It was in Afghanistan, not Europe, Africa, or Central America, where the Hind became most notable. Much of Afghanistan is a mountainous desert, and the helicopter was the best means of putting troops into rebel "Mujaheddin"-controlled areas. Hinds often rode shotgun to provide support or were later used to attack ground targets. Hinds also dispensed chemical weapons in Afghanistan, but this use was relatively ineffective.
The Mujaheddin soon nicknamed the Hind the "devil's chariot" and realized that their small guns were practically useless against its heavily armored hull. Bigger guns could bring down the Hind, but the real threat was from shoulder-launched, surface-to-air missiles, particularly the American heat-seeking Stinger, which the CIA began shipping to the Mujaheddin in large numbers starting in 1983. The Stinger could easily home in on either of the side-facing hot engine exhausts, located at the top of the fuselage near the rotor hub and bring down the helicopter. In response, the Soviets began fitting special covers over the exhausts to mix cooler air with the hot engine gases. This dramatically reduced losses but did not stop them completely and came with a price—the blocky covers slowed the helicopters down in flight, turning a fast, unmaneuverable helicopter into a slower, unmaneuverable helicopter. During the war, 333 Hinds were lost in combat; the number lost to operational accidents is not known.
The Hind is a difficult and unforgiving helicopter to fly. Unless a pilot is very careful, he can cause it to fly out of control or cause the rotors to collide with the tailboom. Although the Hind is fast, it is not very maneuverable, and this is a problem when flying at high speed close to the ground. In addition, a fully loaded Hind cannot hover and has to make a rolling takeoff. The Hind's performance suffered in the hot, thin air of Afghanistan.
The U.S. Army uses several Hinds as threat training aircraft where they are flown to attack U.S. ground forces in training simulations. Usually during the first several days of training, the Hinds "destroy" many vehicles. Once the troops learn how to deal with them, the Hinds become much less effective.
Despite the large numbers of Hinds exported worldwide, the helicopter has never been a complete success. It has rarely been used in the role for which it was intended, as a "flying infantry fighting vehicle." It is unnecessarily large and heavy for use as a gunship and has never possessed the tank-killing power of the U.S. AH-64 Apache. Its biggest drawback is its lack of night vision and precision navigation equipment. At a time when the AH-64 Apache can dominate the night, killing tanks at will, the Hind has trouble operating after the sun goes down.
The Russians themselves have essentially admitted the Hind's limitations and have developed the Mi-28 Havoc and Ka-50 Werewolf attack helicopters, which are smaller and more maneuverable and do not have the large cabin for carrying unnecessary troops. However, with the Russian military severely short of funds, it is likely that the "krokodil" will serve for many years to come.
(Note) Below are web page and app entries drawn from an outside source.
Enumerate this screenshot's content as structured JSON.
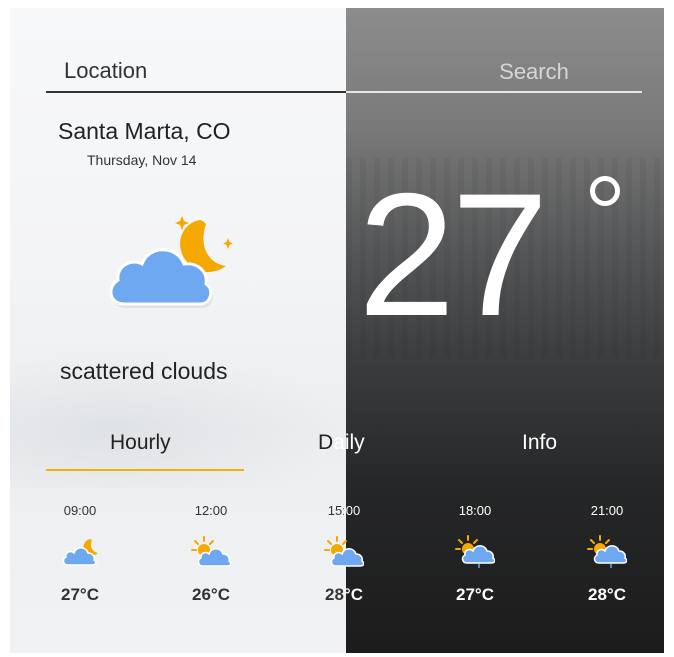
{
  "header": {
    "location_label": "Location",
    "search_placeholder": "Search"
  },
  "current": {
    "city": "Santa Marta, CO",
    "date": "Thursday, Nov 14",
    "temperature": "27",
    "description": "scattered clouds",
    "icon": "cloud-moon-icon"
  },
  "tabs": {
    "hourly": "Hourly",
    "daily_part1": "D",
    "daily_part2": "aily",
    "info": "Info",
    "active": "hourly"
  },
  "hourly": [
    {
      "time": "09:00",
      "temp": "27°C",
      "icon": "cloud-moon-icon"
    },
    {
      "time": "12:00",
      "temp": "26°C",
      "icon": "cloud-sun-icon"
    },
    {
      "time": "15:00",
      "temp": "28°C",
      "icon": "cloud-sun-icon"
    },
    {
      "time": "18:00",
      "temp": "27°C",
      "icon": "cloud-sun-rain-icon"
    },
    {
      "time": "21:00",
      "temp": "28°C",
      "icon": "cloud-sun-rain-icon"
    }
  ],
  "colors": {
    "accent": "#f0b400",
    "cloud": "#6ea8f0",
    "sun": "#f5a800"
  }
}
Dwayne A. Day
Sources and Further Reading:
Chant, Christopher. Fighting Helicopters of the 20th Century. England: Tiger Books, 1996.
Debay, Yves. Combat Helicopters. France: Histoire & Collections, 1996.
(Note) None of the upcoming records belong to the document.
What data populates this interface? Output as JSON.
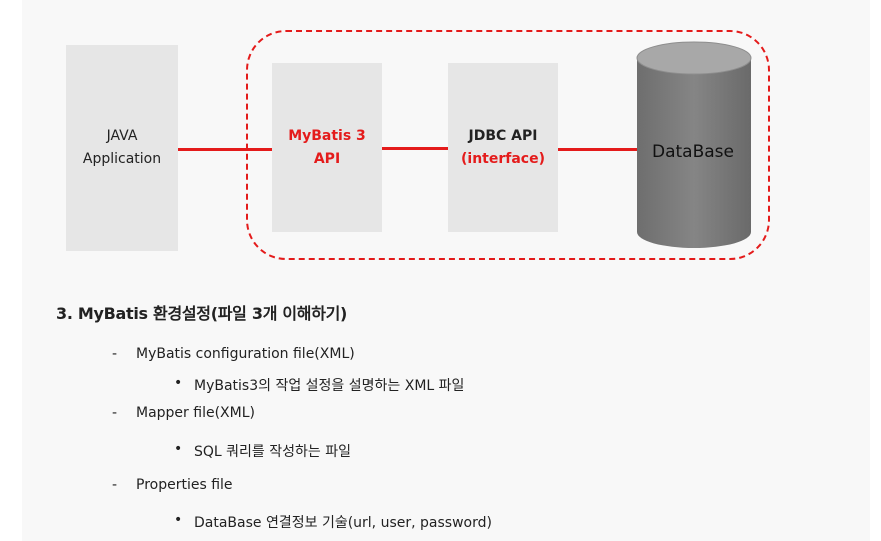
{
  "diagram": {
    "java_box": {
      "line1": "JAVA",
      "line2": "Application"
    },
    "mybatis_box": {
      "line1": "MyBatis 3",
      "line2": "API"
    },
    "jdbc_box": {
      "line1": "JDBC API",
      "line2": "(interface)"
    },
    "database": {
      "label": "DataBase"
    },
    "colors": {
      "accent": "#e41b1b",
      "box": "#e6e6e6",
      "cylinder": "#7f7f7f"
    }
  },
  "section": {
    "heading": "3. MyBatis 환경설정(파일 3개 이해하기)",
    "items": [
      {
        "dash": "-",
        "label": "MyBatis configuration file(XML)",
        "bullet": "MyBatis3의 작업 설정을 설명하는 XML 파일"
      },
      {
        "dash": "-",
        "label": "Mapper file(XML)",
        "bullet": "SQL 쿼리를 작성하는 파일"
      },
      {
        "dash": "-",
        "label": "Properties file",
        "bullet": "DataBase 연결정보 기술(url, user, password)"
      }
    ],
    "bullet_symbol": "•"
  }
}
Gordon, Yefim and Komissarov, Dimitriy. "Mil Mi-24 ‘Hind.'" World Airpower Journal 37 (Summer 1999): 42-89.
Stapfer, Hans-Heiri. Mi-24 Hind in Action, Carrollton, TX: Squadron/Signal Publications, 1988.